One evening we went to a dance challenge that was being held at El Teatro Nacional, a beautiful theater, where a lot of the dance schools compete. It was very interesting to see because it showed us the various levels of the different schools. (By the way, Dance Studio won first place in ballet and third place in jazz and hip hop!)
A great moment for me while being there was going to Antigua on Saturday afternoon. It brought great memories of when I went there with Ballet Hispanico last season!
I am looking forward to going back in the near future to teach at Dance Studio again and to see the great friends that we made while being there.

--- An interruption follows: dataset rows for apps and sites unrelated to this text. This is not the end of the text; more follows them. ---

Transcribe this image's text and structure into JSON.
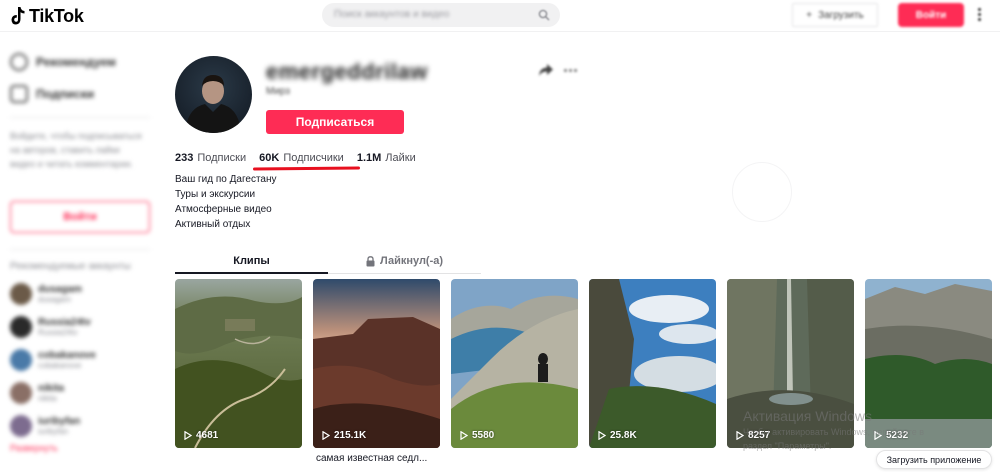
{
  "header": {
    "logo_text": "TikTok",
    "search_placeholder": "Поиск аккаунтов и видео",
    "upload_label": "Загрузить",
    "login_label": "Войти"
  },
  "sidebar": {
    "nav": [
      {
        "label": "Рекомендуем",
        "icon": "home-icon"
      },
      {
        "label": "Подписки",
        "icon": "following-icon"
      }
    ],
    "login_prompt": "Войдите, чтобы подписываться на авторов, ставить лайки видео и читать комментарии.",
    "login_button": "Войти",
    "suggested_heading": "Рекомендуемые аккаунты",
    "accounts": [
      {
        "name": "dusagam",
        "sub": "dusagam"
      },
      {
        "name": "Russia24tv",
        "sub": "Russia24tv"
      },
      {
        "name": "cobakanove",
        "sub": "cobakanove"
      },
      {
        "name": "nikita",
        "sub": "nikita"
      },
      {
        "name": "iuribyfan",
        "sub": "iuribyfan"
      }
    ],
    "see_all": "Развернуть"
  },
  "profile": {
    "username": "emergeddrilaw",
    "nickname": "Мирз",
    "follow_button": "Подписаться",
    "stats": [
      {
        "value": "233",
        "label": "Подписки"
      },
      {
        "value": "60K",
        "label": "Подписчики"
      },
      {
        "value": "1.1M",
        "label": "Лайки"
      }
    ],
    "bio": [
      "Ваш гид по Дагестану",
      "Туры и экскурсии",
      "Атмосферные видео",
      "Активный отдых"
    ]
  },
  "tabs": [
    {
      "label": "Клипы",
      "icon": ""
    },
    {
      "label": "Лайкнул(-а)",
      "icon": "lock-icon"
    }
  ],
  "videos": [
    {
      "views": "4681",
      "caption": ""
    },
    {
      "views": "215.1K",
      "caption": "самая известная седл..."
    },
    {
      "views": "5580",
      "caption": ""
    },
    {
      "views": "25.8K",
      "caption": ""
    },
    {
      "views": "8257",
      "caption": ""
    },
    {
      "views": "5232",
      "caption": ""
    }
  ],
  "watermark": {
    "title": "Активация Windows",
    "line1": "Чтобы активировать Windows, перейдите в",
    "line2": "раздел \"Параметры\"."
  },
  "get_app": "Загрузить приложение",
  "colors": {
    "accent": "#fe2c55",
    "highlight_underline": "#e8101f"
  }
}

The facility where we taught was amazing! It was sort of a country club, with a pool, karate, a gym, a spa, spin classes…the works. After we got there, we observed some of the classes we would be teaching. Vanessa taught Ballet, while I taught Contemporary dance.
Both Vanessa and I had a lot on our plates. Most of my classes consisted of ballet-trained dancers who had never taken a Contemporary class in their lives, some not knowing what it was. Their technique reflected that of Ballet: poised, light and not very fluid in their movement quality. I had about 3 classes with them that each lasted an hour. I utilized the some Horton and Limón technique along with some Bartenieff fundamentals. I felt like it was important that the dancers knew the endless possibilities that the body could move in. How to release into the floor. To transition from one movement into another effortlessly. How to suspend or sustain a movement. How to dance from your core and not just the arms and legs. All terms vital in the dance world.

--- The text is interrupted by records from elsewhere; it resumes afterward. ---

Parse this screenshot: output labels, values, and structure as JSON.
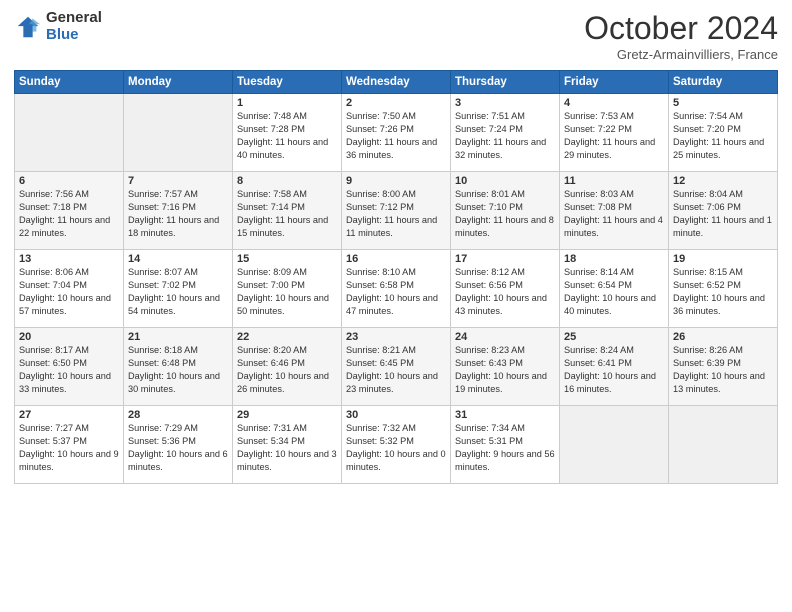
{
  "logo": {
    "general": "General",
    "blue": "Blue"
  },
  "header": {
    "month": "October 2024",
    "location": "Gretz-Armainvilliers, France"
  },
  "days_of_week": [
    "Sunday",
    "Monday",
    "Tuesday",
    "Wednesday",
    "Thursday",
    "Friday",
    "Saturday"
  ],
  "weeks": [
    [
      {
        "day": "",
        "sunrise": "",
        "sunset": "",
        "daylight": "",
        "empty": true
      },
      {
        "day": "",
        "sunrise": "",
        "sunset": "",
        "daylight": "",
        "empty": true
      },
      {
        "day": "1",
        "sunrise": "Sunrise: 7:48 AM",
        "sunset": "Sunset: 7:28 PM",
        "daylight": "Daylight: 11 hours and 40 minutes."
      },
      {
        "day": "2",
        "sunrise": "Sunrise: 7:50 AM",
        "sunset": "Sunset: 7:26 PM",
        "daylight": "Daylight: 11 hours and 36 minutes."
      },
      {
        "day": "3",
        "sunrise": "Sunrise: 7:51 AM",
        "sunset": "Sunset: 7:24 PM",
        "daylight": "Daylight: 11 hours and 32 minutes."
      },
      {
        "day": "4",
        "sunrise": "Sunrise: 7:53 AM",
        "sunset": "Sunset: 7:22 PM",
        "daylight": "Daylight: 11 hours and 29 minutes."
      },
      {
        "day": "5",
        "sunrise": "Sunrise: 7:54 AM",
        "sunset": "Sunset: 7:20 PM",
        "daylight": "Daylight: 11 hours and 25 minutes."
      }
    ],
    [
      {
        "day": "6",
        "sunrise": "Sunrise: 7:56 AM",
        "sunset": "Sunset: 7:18 PM",
        "daylight": "Daylight: 11 hours and 22 minutes."
      },
      {
        "day": "7",
        "sunrise": "Sunrise: 7:57 AM",
        "sunset": "Sunset: 7:16 PM",
        "daylight": "Daylight: 11 hours and 18 minutes."
      },
      {
        "day": "8",
        "sunrise": "Sunrise: 7:58 AM",
        "sunset": "Sunset: 7:14 PM",
        "daylight": "Daylight: 11 hours and 15 minutes."
      },
      {
        "day": "9",
        "sunrise": "Sunrise: 8:00 AM",
        "sunset": "Sunset: 7:12 PM",
        "daylight": "Daylight: 11 hours and 11 minutes."
      },
      {
        "day": "10",
        "sunrise": "Sunrise: 8:01 AM",
        "sunset": "Sunset: 7:10 PM",
        "daylight": "Daylight: 11 hours and 8 minutes."
      },
      {
        "day": "11",
        "sunrise": "Sunrise: 8:03 AM",
        "sunset": "Sunset: 7:08 PM",
        "daylight": "Daylight: 11 hours and 4 minutes."
      },
      {
        "day": "12",
        "sunrise": "Sunrise: 8:04 AM",
        "sunset": "Sunset: 7:06 PM",
        "daylight": "Daylight: 11 hours and 1 minute."
      }
    ],
    [
      {
        "day": "13",
        "sunrise": "Sunrise: 8:06 AM",
        "sunset": "Sunset: 7:04 PM",
        "daylight": "Daylight: 10 hours and 57 minutes."
      },
      {
        "day": "14",
        "sunrise": "Sunrise: 8:07 AM",
        "sunset": "Sunset: 7:02 PM",
        "daylight": "Daylight: 10 hours and 54 minutes."
      },
      {
        "day": "15",
        "sunrise": "Sunrise: 8:09 AM",
        "sunset": "Sunset: 7:00 PM",
        "daylight": "Daylight: 10 hours and 50 minutes."
      },
      {
        "day": "16",
        "sunrise": "Sunrise: 8:10 AM",
        "sunset": "Sunset: 6:58 PM",
        "daylight": "Daylight: 10 hours and 47 minutes."
      },
      {
        "day": "17",
        "sunrise": "Sunrise: 8:12 AM",
        "sunset": "Sunset: 6:56 PM",
        "daylight": "Daylight: 10 hours and 43 minutes."
      },
      {
        "day": "18",
        "sunrise": "Sunrise: 8:14 AM",
        "sunset": "Sunset: 6:54 PM",
        "daylight": "Daylight: 10 hours and 40 minutes."
      },
      {
        "day": "19",
        "sunrise": "Sunrise: 8:15 AM",
        "sunset": "Sunset: 6:52 PM",
        "daylight": "Daylight: 10 hours and 36 minutes."
      }
    ],
    [
      {
        "day": "20",
        "sunrise": "Sunrise: 8:17 AM",
        "sunset": "Sunset: 6:50 PM",
        "daylight": "Daylight: 10 hours and 33 minutes."
      },
      {
        "day": "21",
        "sunrise": "Sunrise: 8:18 AM",
        "sunset": "Sunset: 6:48 PM",
        "daylight": "Daylight: 10 hours and 30 minutes."
      },
      {
        "day": "22",
        "sunrise": "Sunrise: 8:20 AM",
        "sunset": "Sunset: 6:46 PM",
        "daylight": "Daylight: 10 hours and 26 minutes."
      },
      {
        "day": "23",
        "sunrise": "Sunrise: 8:21 AM",
        "sunset": "Sunset: 6:45 PM",
        "daylight": "Daylight: 10 hours and 23 minutes."
      },
      {
        "day": "24",
        "sunrise": "Sunrise: 8:23 AM",
        "sunset": "Sunset: 6:43 PM",
        "daylight": "Daylight: 10 hours and 19 minutes."
      },
      {
        "day": "25",
        "sunrise": "Sunrise: 8:24 AM",
        "sunset": "Sunset: 6:41 PM",
        "daylight": "Daylight: 10 hours and 16 minutes."
      },
      {
        "day": "26",
        "sunrise": "Sunrise: 8:26 AM",
        "sunset": "Sunset: 6:39 PM",
        "daylight": "Daylight: 10 hours and 13 minutes."
      }
    ],
    [
      {
        "day": "27",
        "sunrise": "Sunrise: 7:27 AM",
        "sunset": "Sunset: 5:37 PM",
        "daylight": "Daylight: 10 hours and 9 minutes."
      },
      {
        "day": "28",
        "sunrise": "Sunrise: 7:29 AM",
        "sunset": "Sunset: 5:36 PM",
        "daylight": "Daylight: 10 hours and 6 minutes."
      },
      {
        "day": "29",
        "sunrise": "Sunrise: 7:31 AM",
        "sunset": "Sunset: 5:34 PM",
        "daylight": "Daylight: 10 hours and 3 minutes."
      },
      {
        "day": "30",
        "sunrise": "Sunrise: 7:32 AM",
        "sunset": "Sunset: 5:32 PM",
        "daylight": "Daylight: 10 hours and 0 minutes."
      },
      {
        "day": "31",
        "sunrise": "Sunrise: 7:34 AM",
        "sunset": "Sunset: 5:31 PM",
        "daylight": "Daylight: 9 hours and 56 minutes."
      },
      {
        "day": "",
        "sunrise": "",
        "sunset": "",
        "daylight": "",
        "empty": true
      },
      {
        "day": "",
        "sunrise": "",
        "sunset": "",
        "daylight": "",
        "empty": true
      }
    ]
  ]
}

At first these dancers were timid and laughed at what I was showing them. They were uncomfortable and embarrassed that they might make a mistake. It was important for them to know that class was not only a place to discipline yourself in technique and style, but also a place to explore new ways of moving and discovering what works best for your body. It was obvious that these dancers were intimidated by Vanessa and me—“the professional dancers from New York and Ballet Hispanico”—but we were still human and had once been in the same place they were. They started opening up, and the shift of energy was like night and day. The girls were hungry and willing to learn. It was amazing to see such a vast change in their quality of dancing in such a short amount of time.

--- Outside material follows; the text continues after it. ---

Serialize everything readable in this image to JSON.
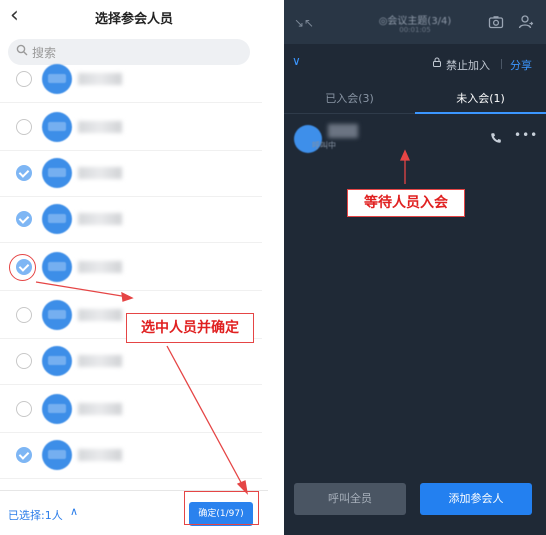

I went there with a goal. If I was able to teach them ONE thing, whether it be a new term in dance or a new way of dancing, I would have done my job. And that I did. One dancer asked me, “Why do you dance”? I replied, “Two reasons: one, dance is a gateway that allows me to forget about everything that happens in this sometimes mundane world and I am able to express myself in whatever way I chose. And two, I believe dance to be another form of communicating though the movements of our body.” It was something so powerful and profound to them. I could see it in their eyes. It was like they saw dance as a hobby at first and then realized that there was so much more dance had to offer. The icing on the cake was receiving status updates via Facebook or Twitter about how Vanessa and I have helped not only the dancers, but also the teachers to see dance in a new way. We have lit a brand new fire in them and that they are ready and willing to go the distance to achieve any goal they set for themselves. We are very optimistic that we will have another opportunity to reunite next year and create another successful workshop like this one.
I would also like to thank Nicholas Villeneuve for this amazing opportunity. Originally, Nicholas planned on going on the trip, but was unable to travel because of the School of Dance recital. He referred Dance Studio to me, and I am so thankful I was able to take advantage of this amazing experience.